| Work item |
In your copy, leave out the pictures and repeat every record exactly.

| Data records |
= Beginning of Section =
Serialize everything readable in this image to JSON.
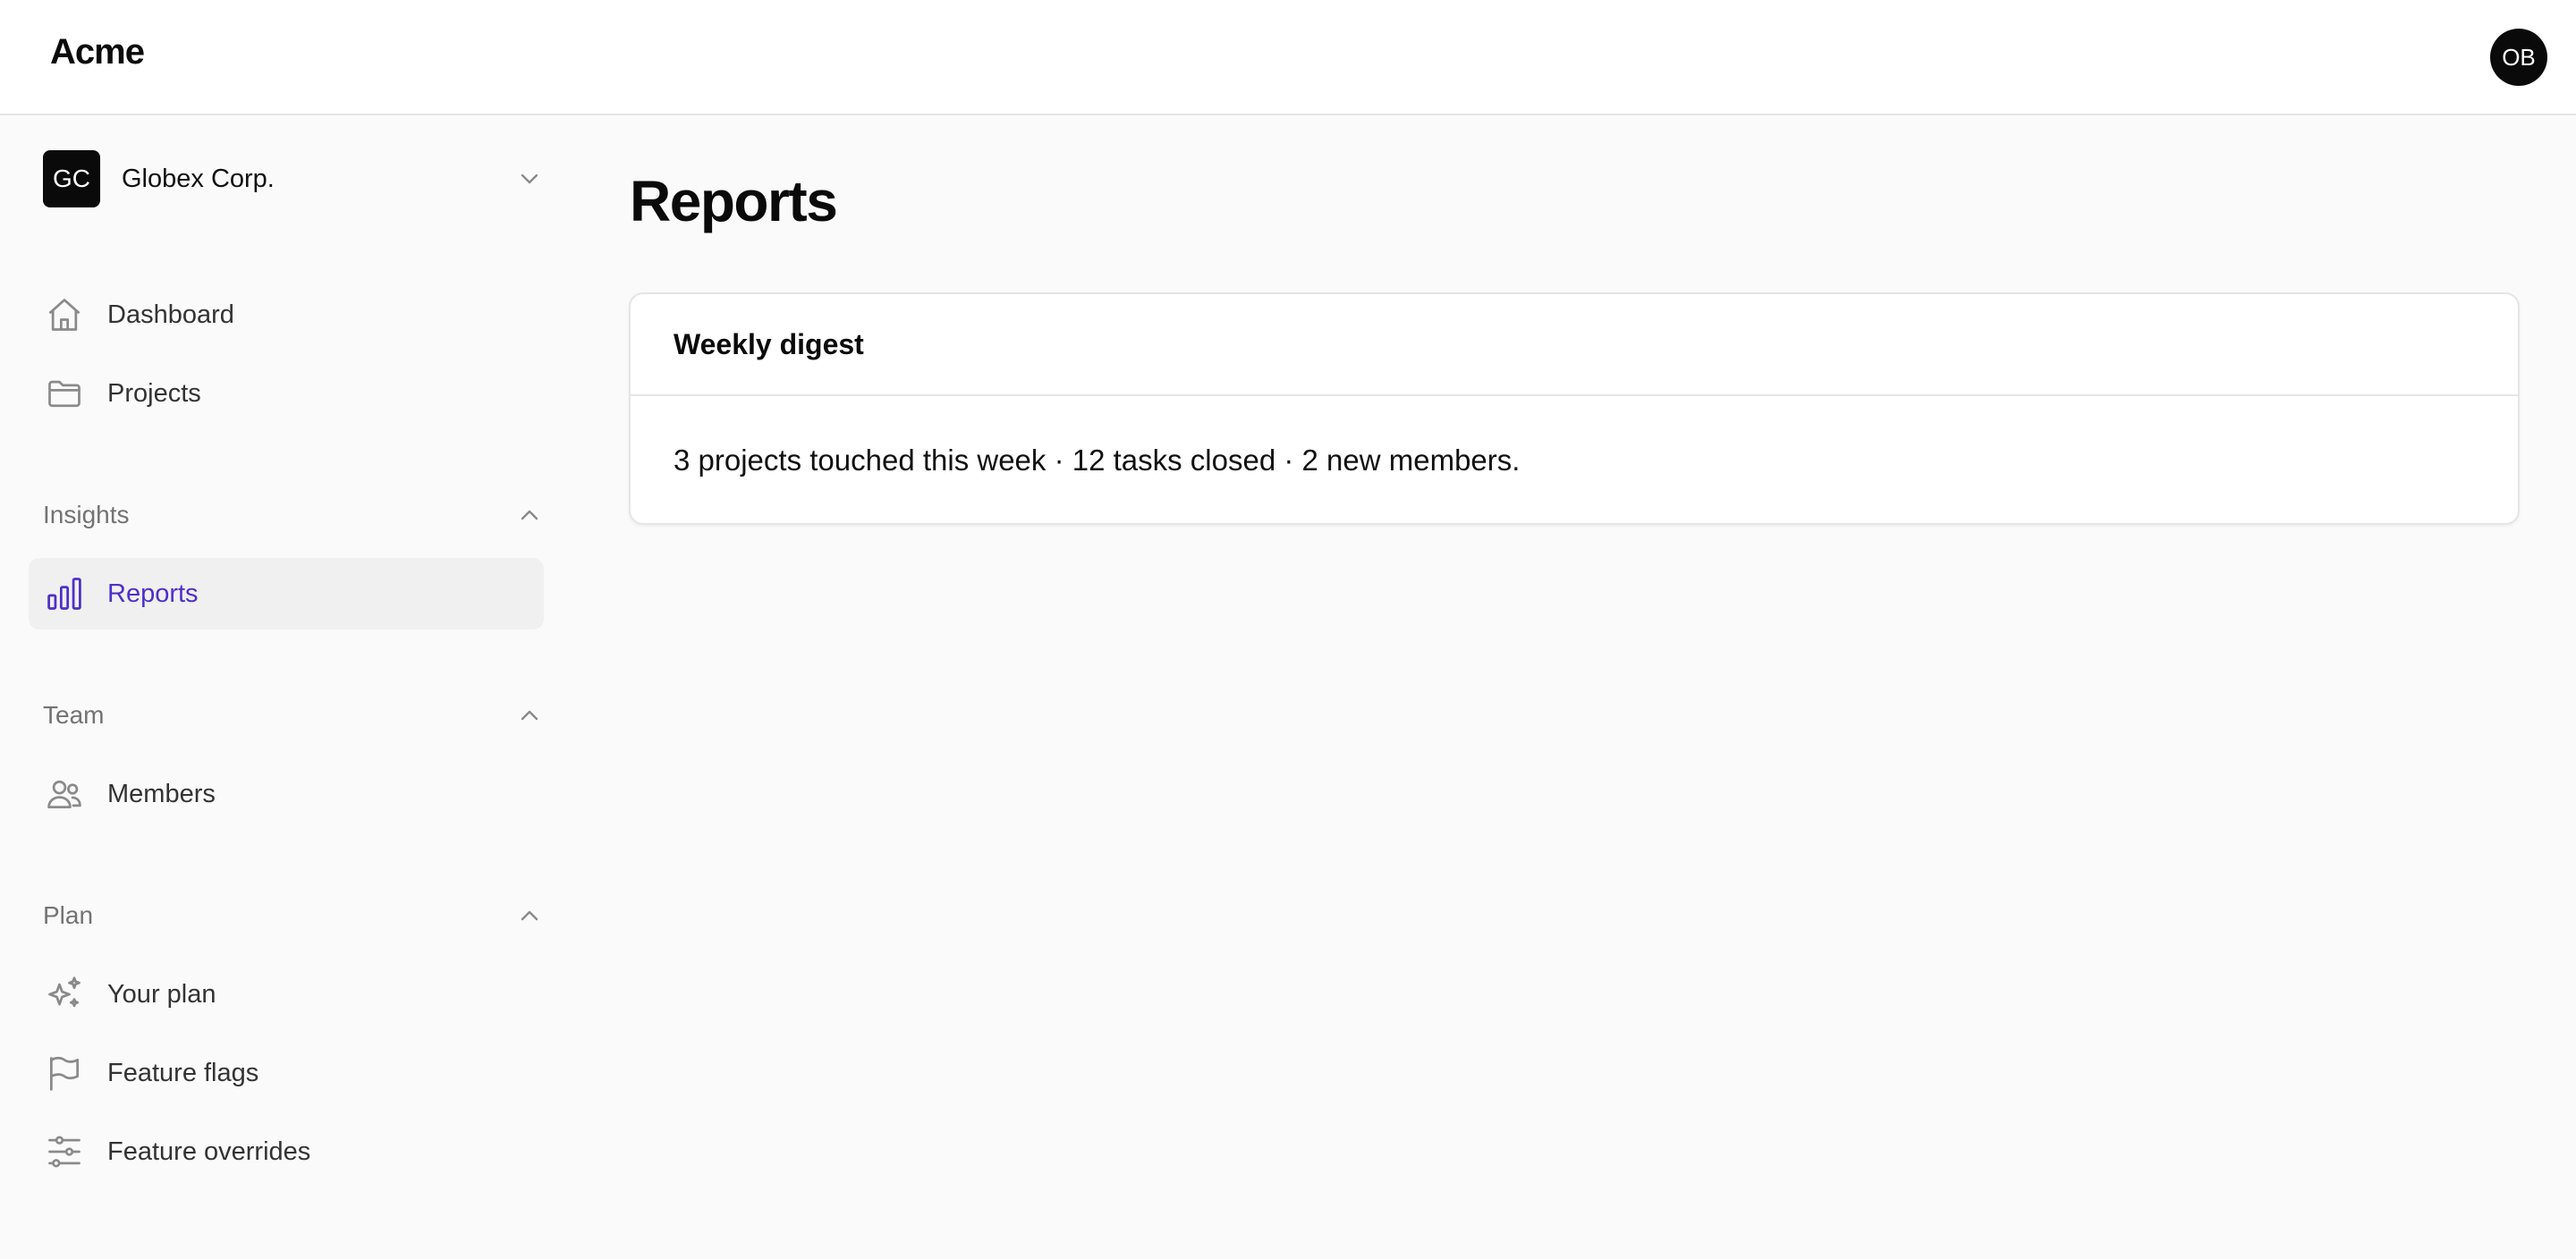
{
  "app": {
    "brand": "Acme",
    "user_initials": "OB"
  },
  "org": {
    "initials": "GC",
    "name": "Globex Corp."
  },
  "sidebar": {
    "top_items": [
      {
        "label": "Dashboard",
        "icon": "home-icon"
      },
      {
        "label": "Projects",
        "icon": "folder-icon"
      }
    ],
    "sections": [
      {
        "label": "Insights",
        "items": [
          {
            "label": "Reports",
            "icon": "bar-chart-icon",
            "active": true
          }
        ]
      },
      {
        "label": "Team",
        "items": [
          {
            "label": "Members",
            "icon": "users-icon"
          }
        ]
      },
      {
        "label": "Plan",
        "items": [
          {
            "label": "Your plan",
            "icon": "sparkles-icon"
          },
          {
            "label": "Feature flags",
            "icon": "flag-icon"
          },
          {
            "label": "Feature overrides",
            "icon": "sliders-icon"
          }
        ]
      }
    ]
  },
  "main": {
    "title": "Reports",
    "card": {
      "title": "Weekly digest",
      "body": "3 projects touched this week · 12 tasks closed · 2 new members."
    }
  },
  "colors": {
    "accent": "#4f2fc9",
    "muted": "#737373",
    "badge_bg": "#0a0a0a"
  }
}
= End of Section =
| Solution for this exercise |
Serialize everything readable in this image to JSON.
{
  "app": {
    "brand": "Acme",
    "user_initials": "OB"
  },
  "org": {
    "initials": "GC",
    "name": "Globex Corp."
  },
  "sidebar": {
    "top_items": [
      {
        "label": "Dashboard",
        "icon": "home-icon"
      },
      {
        "label": "Projects",
        "icon": "folder-icon"
      }
    ],
    "sections": [
      {
        "label": "Insights",
        "items": [
          {
            "label": "Reports",
            "icon": "bar-chart-icon",
            "active": true
          }
        ]
      },
      {
        "label": "Team",
        "items": [
          {
            "label": "Members",
            "icon": "users-icon"
          }
        ]
      },
      {
        "label": "Plan",
        "items": [
          {
            "label": "Your plan",
            "icon": "sparkles-icon"
          },
          {
            "label": "Feature flags",
            "icon": "flag-icon"
          },
          {
            "label": "Feature overrides",
            "icon": "sliders-icon"
          }
        ]
      }
    ]
  },
  "main": {
    "title": "Reports",
    "card": {
      "title": "Weekly digest",
      "body": "3 projects touched this week · 12 tasks closed · 2 new members."
    }
  },
  "colors": {
    "accent": "#4f2fc9",
    "muted": "#737373",
    "badge_bg": "#0a0a0a"
  }
}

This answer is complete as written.